Where the fresh water dies
because it taints itself in salt
I keep the Little Prince in mind
A king without a queen
When a woman is mistaken about me
then the bright world is confused

Man against man
My skin belongs to the gentlemen
Man against man
Birds of a feather flock together
Man against man
I am the servant of two masters
Man against man
Birds of a feather flock together

I am the corner of all rooms
I am the shadow of all trees
No link is missing in my chain [2]
when lust pulls from behind
My family calls me a traitor [3]
I am the nightmare of all fathers

Man against man
My skin belongs to the gentlemen
Man against man
Birds of a feather flock together

Man against man
But my heart freezes on some days
Man against man
Cold tongues that beat there

Gay-ah [4]

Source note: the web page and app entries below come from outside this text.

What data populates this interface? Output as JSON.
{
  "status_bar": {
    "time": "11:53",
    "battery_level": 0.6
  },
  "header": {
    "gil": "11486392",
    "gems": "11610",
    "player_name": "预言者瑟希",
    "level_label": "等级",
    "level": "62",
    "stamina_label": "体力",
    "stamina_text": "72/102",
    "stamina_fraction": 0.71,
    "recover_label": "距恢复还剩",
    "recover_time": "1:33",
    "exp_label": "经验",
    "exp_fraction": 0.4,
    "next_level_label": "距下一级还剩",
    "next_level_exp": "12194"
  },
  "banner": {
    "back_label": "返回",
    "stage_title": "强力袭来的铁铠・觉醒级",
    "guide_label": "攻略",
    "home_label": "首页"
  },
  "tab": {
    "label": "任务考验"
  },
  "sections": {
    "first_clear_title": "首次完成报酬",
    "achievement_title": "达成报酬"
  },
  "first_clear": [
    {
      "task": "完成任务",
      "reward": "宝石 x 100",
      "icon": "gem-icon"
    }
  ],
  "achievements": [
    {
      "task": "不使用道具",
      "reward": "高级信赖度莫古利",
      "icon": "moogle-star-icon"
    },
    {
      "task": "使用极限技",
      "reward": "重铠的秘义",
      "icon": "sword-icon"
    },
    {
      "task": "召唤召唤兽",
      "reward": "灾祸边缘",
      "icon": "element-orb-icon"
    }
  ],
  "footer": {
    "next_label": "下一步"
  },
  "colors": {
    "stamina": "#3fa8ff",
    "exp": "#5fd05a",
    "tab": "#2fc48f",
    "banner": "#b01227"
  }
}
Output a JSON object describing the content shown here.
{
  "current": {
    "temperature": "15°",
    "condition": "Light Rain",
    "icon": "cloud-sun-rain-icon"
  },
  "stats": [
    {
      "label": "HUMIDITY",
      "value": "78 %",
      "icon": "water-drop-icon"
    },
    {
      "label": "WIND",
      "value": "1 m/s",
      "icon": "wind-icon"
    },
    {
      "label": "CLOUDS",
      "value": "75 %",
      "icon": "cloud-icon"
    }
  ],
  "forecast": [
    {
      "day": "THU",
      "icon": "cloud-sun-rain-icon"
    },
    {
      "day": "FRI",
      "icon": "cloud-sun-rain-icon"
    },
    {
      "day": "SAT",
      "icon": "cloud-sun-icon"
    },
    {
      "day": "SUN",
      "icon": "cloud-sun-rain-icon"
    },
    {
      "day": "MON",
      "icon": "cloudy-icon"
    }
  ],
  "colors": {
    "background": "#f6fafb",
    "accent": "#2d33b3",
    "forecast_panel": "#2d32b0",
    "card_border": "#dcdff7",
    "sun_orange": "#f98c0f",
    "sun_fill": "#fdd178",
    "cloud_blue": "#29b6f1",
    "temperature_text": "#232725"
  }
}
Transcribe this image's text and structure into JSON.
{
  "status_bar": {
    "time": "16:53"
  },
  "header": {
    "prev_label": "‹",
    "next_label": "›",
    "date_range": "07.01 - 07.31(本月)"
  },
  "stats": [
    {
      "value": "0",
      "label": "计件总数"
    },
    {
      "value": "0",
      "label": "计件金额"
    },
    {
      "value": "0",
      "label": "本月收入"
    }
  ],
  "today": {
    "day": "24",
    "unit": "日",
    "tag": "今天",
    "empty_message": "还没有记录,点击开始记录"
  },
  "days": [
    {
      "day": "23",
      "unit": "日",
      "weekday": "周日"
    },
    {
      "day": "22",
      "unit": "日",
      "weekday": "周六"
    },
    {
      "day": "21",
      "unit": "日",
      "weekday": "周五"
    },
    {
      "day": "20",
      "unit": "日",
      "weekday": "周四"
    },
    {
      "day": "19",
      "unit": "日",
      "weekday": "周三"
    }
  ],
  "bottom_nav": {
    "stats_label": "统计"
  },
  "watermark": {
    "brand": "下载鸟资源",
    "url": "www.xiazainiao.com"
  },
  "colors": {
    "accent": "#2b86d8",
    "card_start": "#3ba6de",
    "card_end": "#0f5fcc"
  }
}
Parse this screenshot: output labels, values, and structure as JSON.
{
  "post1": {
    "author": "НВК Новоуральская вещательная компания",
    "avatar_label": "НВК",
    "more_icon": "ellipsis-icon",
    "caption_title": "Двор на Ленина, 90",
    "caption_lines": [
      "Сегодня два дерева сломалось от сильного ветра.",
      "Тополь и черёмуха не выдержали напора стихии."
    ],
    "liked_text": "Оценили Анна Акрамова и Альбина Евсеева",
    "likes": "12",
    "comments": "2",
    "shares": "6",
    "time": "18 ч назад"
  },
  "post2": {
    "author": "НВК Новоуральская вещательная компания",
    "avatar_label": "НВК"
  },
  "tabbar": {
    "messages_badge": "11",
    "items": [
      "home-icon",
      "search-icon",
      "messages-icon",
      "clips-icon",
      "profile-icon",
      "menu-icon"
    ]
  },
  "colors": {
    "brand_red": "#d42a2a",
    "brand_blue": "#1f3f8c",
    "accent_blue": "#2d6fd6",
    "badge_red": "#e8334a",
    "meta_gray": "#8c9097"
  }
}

I’m not interested in balance
The sun shines in my face
But my heart freezes on some days
Cold tongues that beat there

Gay-ah
Man gayfor man [5]

 
 

[1] “Warm” means the same as the English word “warm”, but also is slang for “homosexual”. Thus, the star is either warm or gay, or both.

[2] “Glied” can mean both “link” (of a chain) and “member” – that is, “penis”.

[3] “Geschlecht” can mean many things: “sex”, “gender”, “family”, “house”, “generation”, etc. It can also be short for “Geschlechtsteil” which means “genitals”.

[4] The screaming (“Ah”) has been combined with “Schwuler” to make “Schwulah”. That, or it’s similar to “playa” as opposed to “player”, just changing the ending to sound “hip”.

[5] Gegen and “gay gen” sound the same. The former means “against”, the latter “gay for”.

 
 

To watch the music video, please take a gander at The Genealogy of Style’s Facebook page: https://www.facebook.com/pages/The-Genealogy-of-Style/597542157001228?ref=hl